[Given entries — start]
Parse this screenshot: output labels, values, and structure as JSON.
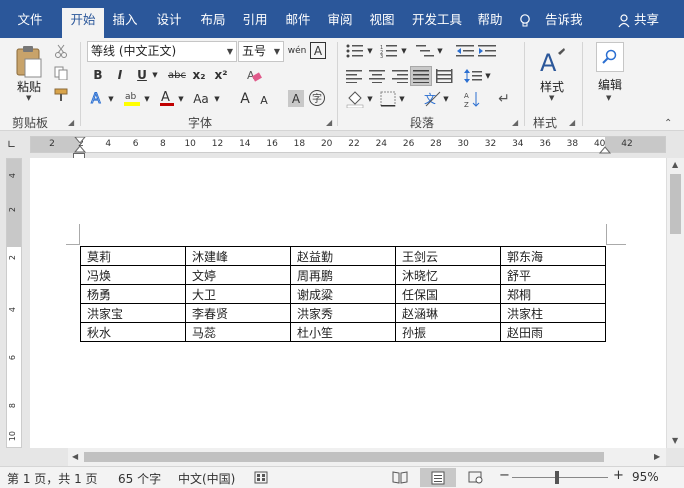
{
  "tabs": {
    "file": "文件",
    "home": "开始",
    "insert": "插入",
    "design": "设计",
    "layout": "布局",
    "references": "引用",
    "mailings": "邮件",
    "review": "审阅",
    "view": "视图",
    "developer": "开发工具",
    "help": "帮助"
  },
  "tell_me": "告诉我",
  "share": "共享",
  "clipboard": {
    "paste": "粘贴",
    "label": "剪贴板"
  },
  "font": {
    "name": "等线 (中文正文)",
    "size": "五号",
    "label": "字体",
    "bold": "B",
    "italic": "I",
    "underline": "U",
    "strike": "abc",
    "subscript": "x₂",
    "superscript": "x²",
    "change_case": "Aa",
    "grow": "A",
    "shrink": "A",
    "phonetic": "wén",
    "border_char": "A"
  },
  "paragraph": {
    "label": "段落"
  },
  "styles": {
    "button": "样式",
    "label": "样式"
  },
  "editing": {
    "button": "编辑"
  },
  "ruler": {
    "h_numbers": [
      "2",
      "2",
      "4",
      "6",
      "8",
      "10",
      "12",
      "14",
      "16",
      "18",
      "20",
      "22",
      "24",
      "26",
      "28",
      "30",
      "32",
      "34",
      "36",
      "38",
      "40",
      "42"
    ],
    "v_numbers": [
      "4",
      "2",
      "2",
      "4",
      "6",
      "8",
      "10"
    ]
  },
  "table": [
    [
      "莫莉",
      "沐建峰",
      "赵益勤",
      "王剑云",
      "郭东海"
    ],
    [
      "冯焕",
      "文婷",
      "周再鹏",
      "沐晓忆",
      "舒平"
    ],
    [
      "杨勇",
      "大卫",
      "谢成粱",
      "任保国",
      "郑桐"
    ],
    [
      "洪家宝",
      "李春贤",
      "洪家秀",
      "赵涵琳",
      "洪家柱"
    ],
    [
      "秋水",
      "马蕊",
      "杜小笙",
      "孙振",
      "赵田雨"
    ]
  ],
  "status": {
    "page": "第 1 页，共 1 页",
    "words": "65 个字",
    "language": "中文(中国)",
    "zoom": "95%",
    "zoom_minus": "−",
    "zoom_plus": "+"
  },
  "colors": {
    "brand": "#2b579a",
    "highlight": "#ffff00",
    "font_color": "#c00000"
  }
}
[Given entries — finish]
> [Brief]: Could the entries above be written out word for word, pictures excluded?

> [Exercise response]:
Parse this screenshot: output labels, values, and structure as JSON.
{
  "tabs": {
    "file": "文件",
    "home": "开始",
    "insert": "插入",
    "design": "设计",
    "layout": "布局",
    "references": "引用",
    "mailings": "邮件",
    "review": "审阅",
    "view": "视图",
    "developer": "开发工具",
    "help": "帮助"
  },
  "tell_me": "告诉我",
  "share": "共享",
  "clipboard": {
    "paste": "粘贴",
    "label": "剪贴板"
  },
  "font": {
    "name": "等线 (中文正文)",
    "size": "五号",
    "label": "字体",
    "bold": "B",
    "italic": "I",
    "underline": "U",
    "strike": "abc",
    "subscript": "x₂",
    "superscript": "x²",
    "change_case": "Aa",
    "grow": "A",
    "shrink": "A",
    "phonetic": "wén",
    "border_char": "A"
  },
  "paragraph": {
    "label": "段落"
  },
  "styles": {
    "button": "样式",
    "label": "样式"
  },
  "editing": {
    "button": "编辑"
  },
  "ruler": {
    "h_numbers": [
      "2",
      "2",
      "4",
      "6",
      "8",
      "10",
      "12",
      "14",
      "16",
      "18",
      "20",
      "22",
      "24",
      "26",
      "28",
      "30",
      "32",
      "34",
      "36",
      "38",
      "40",
      "42"
    ],
    "v_numbers": [
      "4",
      "2",
      "2",
      "4",
      "6",
      "8",
      "10"
    ]
  },
  "table": [
    [
      "莫莉",
      "沐建峰",
      "赵益勤",
      "王剑云",
      "郭东海"
    ],
    [
      "冯焕",
      "文婷",
      "周再鹏",
      "沐晓忆",
      "舒平"
    ],
    [
      "杨勇",
      "大卫",
      "谢成粱",
      "任保国",
      "郑桐"
    ],
    [
      "洪家宝",
      "李春贤",
      "洪家秀",
      "赵涵琳",
      "洪家柱"
    ],
    [
      "秋水",
      "马蕊",
      "杜小笙",
      "孙振",
      "赵田雨"
    ]
  ],
  "status": {
    "page": "第 1 页，共 1 页",
    "words": "65 个字",
    "language": "中文(中国)",
    "zoom": "95%",
    "zoom_minus": "−",
    "zoom_plus": "+"
  },
  "colors": {
    "brand": "#2b579a",
    "highlight": "#ffff00",
    "font_color": "#c00000"
  }
}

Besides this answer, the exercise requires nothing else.